Literature Review

Rationale & Hypotheses







The theoretical perspectives chosen by the researchers indicate that various influences shape an individualís perception of what is beneficial or useful. According to value expectancy theory, expected value shapes attitude. People weigh the positive and negative aspects of an issue with regard to what they hope to achieve (Barge, 1994). Similarly, applying uses and gratifications theory, commanders will use public affairs in ways they feel will best facilitate their needs and the needs of the unit, weighing effort versus perceived gratification (Schramm, Lyle, & Parker, 1961). Leader-member exchange theory relates to communication between superiors and subordinates and how that shapes the relationships (Fisher & Ellis, 1990). This theory is especially useful in examining the interpersonal relationships between commanders and Public Affairs personnel.

Leaders who are rated as supportive and have positive perceptions of public affairs are likely to be knowledgeable in the uses and associated rewards of implementing effective public affairs programs.
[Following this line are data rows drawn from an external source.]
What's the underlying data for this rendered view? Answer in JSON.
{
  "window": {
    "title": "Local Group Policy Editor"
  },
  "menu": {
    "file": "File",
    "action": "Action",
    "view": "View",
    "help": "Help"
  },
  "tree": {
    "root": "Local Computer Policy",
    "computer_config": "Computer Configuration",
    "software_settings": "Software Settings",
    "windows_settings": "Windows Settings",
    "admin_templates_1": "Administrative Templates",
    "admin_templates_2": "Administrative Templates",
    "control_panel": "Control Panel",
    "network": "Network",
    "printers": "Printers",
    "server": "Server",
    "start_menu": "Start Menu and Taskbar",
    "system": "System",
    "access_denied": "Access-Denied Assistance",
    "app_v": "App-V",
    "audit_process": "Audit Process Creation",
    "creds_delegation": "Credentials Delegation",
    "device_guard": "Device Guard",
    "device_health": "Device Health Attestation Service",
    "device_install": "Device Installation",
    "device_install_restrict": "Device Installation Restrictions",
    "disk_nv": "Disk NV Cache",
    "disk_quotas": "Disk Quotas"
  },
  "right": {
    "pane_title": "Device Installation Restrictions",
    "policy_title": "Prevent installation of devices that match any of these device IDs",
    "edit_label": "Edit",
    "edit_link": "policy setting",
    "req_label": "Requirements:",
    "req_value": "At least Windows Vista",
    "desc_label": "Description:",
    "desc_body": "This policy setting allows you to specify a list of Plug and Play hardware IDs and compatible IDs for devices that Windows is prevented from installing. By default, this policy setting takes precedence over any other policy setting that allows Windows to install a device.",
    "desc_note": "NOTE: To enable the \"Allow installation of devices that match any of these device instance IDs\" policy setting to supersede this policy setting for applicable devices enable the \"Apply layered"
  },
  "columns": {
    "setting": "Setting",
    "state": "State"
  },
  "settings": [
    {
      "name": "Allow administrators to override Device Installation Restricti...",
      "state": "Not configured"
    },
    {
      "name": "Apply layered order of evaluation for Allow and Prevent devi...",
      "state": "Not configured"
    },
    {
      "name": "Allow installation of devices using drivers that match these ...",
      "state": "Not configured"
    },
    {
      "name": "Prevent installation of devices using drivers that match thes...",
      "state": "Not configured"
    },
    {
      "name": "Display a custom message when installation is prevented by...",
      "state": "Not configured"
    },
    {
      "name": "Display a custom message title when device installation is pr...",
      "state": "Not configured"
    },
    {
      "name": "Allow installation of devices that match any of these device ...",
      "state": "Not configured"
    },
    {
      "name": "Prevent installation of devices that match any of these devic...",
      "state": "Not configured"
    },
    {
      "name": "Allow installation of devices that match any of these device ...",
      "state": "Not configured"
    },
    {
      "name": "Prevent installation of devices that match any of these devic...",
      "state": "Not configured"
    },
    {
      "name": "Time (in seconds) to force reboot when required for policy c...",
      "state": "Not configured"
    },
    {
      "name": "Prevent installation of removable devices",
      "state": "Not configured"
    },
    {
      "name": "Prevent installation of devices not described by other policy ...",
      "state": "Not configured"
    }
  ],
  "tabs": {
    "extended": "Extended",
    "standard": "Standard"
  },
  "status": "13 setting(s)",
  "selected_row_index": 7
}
From the uses and gratifications perspective, supportive commanders will likely score high in understanding the Public Affairs role in the mission and effective uses of public affairs.

From a value expectancy theory perspective, supportive commanders will likely score high in their perception of the value of Public Affairs to the overall mission. Supportive commanders will also demonstrate more positive attitudes toward new media within the value expectancy framework.

Finally, from a leader-member exchange perspective, supportive commanders are more likely to have positive perceptions of their Public Affairs staff if their staff is competent and trustworthy.

Based on the stated hypotheses, the researchers found that commanders' perceptions of public affairs lead to the subsequent level of support. The commandersí perception is based on their understanding of public affairs' role and value in accomplishing the mission, their past and present experience (both positive and negative) with public affairs personnel and their attitude toward the news media. The researchers also found a correlation between the commandersí attitudes towards the media and their support of Public Affairs programs.

There were considerable differences between the results for the qualitative and quantitative data. Overall, the results for the quantitative data were very positive. From the perspective of the Public Affairs professionals, their commanders have a fairly positive attitude toward the media. The Public Affairs personnel also report a strong level of support from their commanders and a positive perception of the Public Affairs field.

However, when asked to provide any additional comments, the Public Affairs personnel responded with much more negativity with regard to their perception of their commanders' attitudes, support, and perception. Of the comments that were clearly negative or clearly positive, 64% of the responses were negative.

From the perspective of Public Affairs personnel, U.S. military commanders have a slightly positive attitude towards the media (m=3.32, sd=.60). The Public Affairs professionals surveyed have a more optimistic perspective regarding how their commanders feel about Public Affairs. They somewhat agree that their commanders have a positive perception of Public Affairs (m=3.69, sd=.46). The highest level of agreement that Public Affairs personnel report is their commanders' support for Public Affairs (m=3.70, sd=.64).

As the researches expected, a positive perception leads to greater support. If a commander understands the vital role that Public Affairs plays on today's battlefield, they will include Public Affairs as a mission essential component.


The limitation of the research lies in the perceived understanding of the commandersí perspective. The researchers cannot predict how the commanders themselves would answer the survey questions. The results are based on the Public Affairs professionalsí meta-meta perspective, or how they think their commander feels. Cahnís theory of perceived understanding states that the perception of feeling understood is an important factor in the relationship development process (Infante et al., 1997). If the Public Affairs professionals perceive that they are understood, they will be more likely to continue to interact with their commanders, and vice versa. Cahn also states that as relationships develop and mature, perceived understanding becomes more important.

The researchers of this study argue that the opinion of the Public Affairs professionals is in fact an important observation when correlating this data with past studies done on actual feelings of commanders. If the Public Affairs staff feels that they are understood and supported, they will be much more likely to find their jobs rewarding and satisfying.

Future Research

The researchers realize that Public Affairs personnel are much more accessible than senior commanders. Still, it would be very interesting to concurrently survey both senior leaders and Public Affairs personnel in the same service commands to rate their perception of the Public Affairs command support. This research can be analyzed with respect to direct working relationships and the perceptions of both parties regarding commander support of public affairs. The researchers recommend that a follow-on version of this survey eventually be sent to command leaders with Public Affairs personnel. The results can be analyzed to assess the major influences shaping leaderís perceptions and attitudes toward Public Affairs from a individual unit perspective. The commanders could also report their feelings about the press, and how confident they are in the media to tell their mission story. Another valuable project would be to survey the media, and rate the level of support that they perceive from the Public Affairs staff.

Meghan Mariman, LT, USN | Steve Butler, CAPT, USMC | Cameron Porter, SSGT, USA